- 2015 Federal Election
Liquor store robber gets 33 months
A provincial court judge has asked a robber to get help while in jail for the next three years, and turn his life around.
Judge Anne Wallace made the recommendation to Aaron Scott Hastie, 24, after Hastie pleaded guilty in Vernon Provincial Court to three liquor outlet hold-ups in late December and mid-January.
Wallace sentenced Hastie to concurrent 33-month sentences for the robberies, and added a concurrent 30-day sentence after Hastie admitted to breaching an undertaking. He was given credit for 88 days time already served.
“It’s completely up to you, but there are lots of programs available in custody for you to take and turn your life around,” said Wallace to Hastie, who appeared in court via video.
“It’s up to you to decide what you’re going to do.”
Hastie admitted to robbing the Liquor Outlet store on Dec. 31, as well as holding up the Squires Four Pub Cold Beer and Wine Store on Jan. 12, and the Longhorn Pub Beer and Wine Store the following evening.
In the January thefts, Hastie produced a note to the store clerks asking them to calmly place the cash in a bag, and to “not do anything stupid as I have a gun.”
Crown counsel Howard Pontious told the court there was no evidence that Hastie had a weapon, and Hastie’s lawyer, Joe Deuling, said his client had told him he never had a gun.
In every case, Hastie was caught on video surveillance tapes, and his probation officer identified him in two of the three robberies.
Hastie also left behind a fingerprint on a glass display case, which was identified as his.
Pontious sought a prison term of three years.
“The range for this type of crime is two-to-nine years, but he did plead guilty at the first opportunity, and that must be taken into account,” said Pontious. “The vulnerability of the young people who work in these types of stores must also be considered.”
Deuling agreed with Pontious.
“If your honour would like to consider something less, that would be nice,” said Deuling, who, during his closing, pointed out his client had some drug issues which were symptomatic of his client’s underlying problem of being abused by an acquaintance of his father’s while he was a child.
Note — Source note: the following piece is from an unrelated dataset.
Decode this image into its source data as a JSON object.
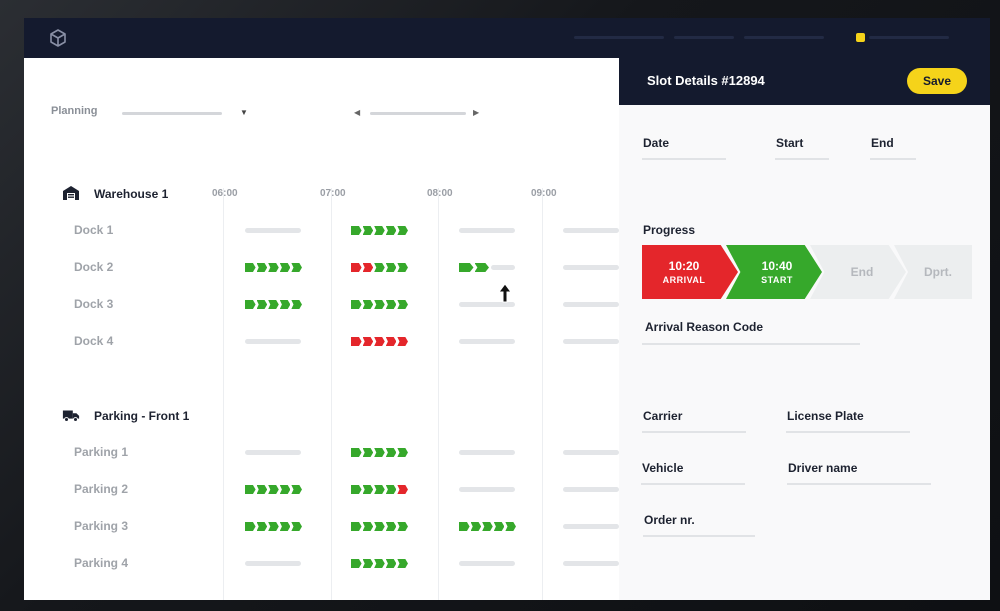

“Your honour, he could take a number of programs in custody which might give him insight to his problems, and he’ll have support when he gets out,” said Deuling, referring to Hastie’s mom and step-father, who live in the North Okanagan and were present in the courtroom.
Hastie, when given the chance to address the court by Wallace, said nothing.
“I’m very sympathetic to your upbringing,” said Wallace. “But the fact you chose to take your anger out on individuals who did nothing is a very disturbing factor.
“Vernon has had a problem lately with these type of robberies.”